I haven’t seen much of that, not for a while now, at least from sven…his statement is consistent with his posts, at least over the last month or so, when I’ve been more active here.

Question is, are they doing anything to promote H as much as BEV have been? I think Iceland was advertising H long ago, but I don’t know how they’re doing or if Norway is going similar route.


“The country offers more substantial tax breaks for EVs than most countries, in hopes to persuade consumers to be environmentally conscious. Sales are up, however, little progress has been made thus far.

Only about 150,000 vehicles were sold in Norway last year and most were ICE vehicle”

little progress has been made thus far???

little progress has been made in Norway???

What is the market share of EVs in Norway???

little progress…

I don’t get it…

About 3% of vehicles on the road in Norway are plug-ins.

This is also country which is basically financed by huge oil fund they accumulated as you probably know. Smart thing they have done. In another words, they have a huge bank account and can afford to have lofty goals, like this one.

It’s difficult to say the progress they have made is small, because the new registrations of EV’s are I believe around 30% of all cars, but of course they have still a lot of ICE cars on the road to replace. To accelerate things they will probably reach into the same kitty and pay people to get rid of these cars at some point as well.
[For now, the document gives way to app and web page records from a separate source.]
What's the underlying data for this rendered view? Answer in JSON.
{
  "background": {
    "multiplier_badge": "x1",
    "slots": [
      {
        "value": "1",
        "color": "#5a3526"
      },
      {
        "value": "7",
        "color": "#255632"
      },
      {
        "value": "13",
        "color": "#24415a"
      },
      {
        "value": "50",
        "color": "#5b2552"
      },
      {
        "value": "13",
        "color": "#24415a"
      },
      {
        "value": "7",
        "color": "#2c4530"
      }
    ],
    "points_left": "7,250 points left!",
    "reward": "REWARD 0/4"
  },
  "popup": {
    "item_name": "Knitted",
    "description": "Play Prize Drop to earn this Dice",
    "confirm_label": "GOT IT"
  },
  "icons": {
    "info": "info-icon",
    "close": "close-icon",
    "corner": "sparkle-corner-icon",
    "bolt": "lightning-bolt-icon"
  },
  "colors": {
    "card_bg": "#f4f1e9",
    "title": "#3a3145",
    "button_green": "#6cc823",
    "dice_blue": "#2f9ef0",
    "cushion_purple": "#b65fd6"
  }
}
When you have mountains of cash and zero car manufacturing industry, you can do a lot things to effect the change from oil to zero emissions.

One way to accomplish something like that in the U.S.: double the CAFE mileage requirements.

Norway has an intelligent government evidently. The U.S. must figure out how it can get one.

Kudos to Norway.

Will they accept emigres from the U.S.?

Norway, like Venezuela, is dependent on oil for its socialist dream world. Remove oil (or in the case of Venezuela, just make it slightly less profitable), and you wake up fast. Oil is not something you want to base your long term future on.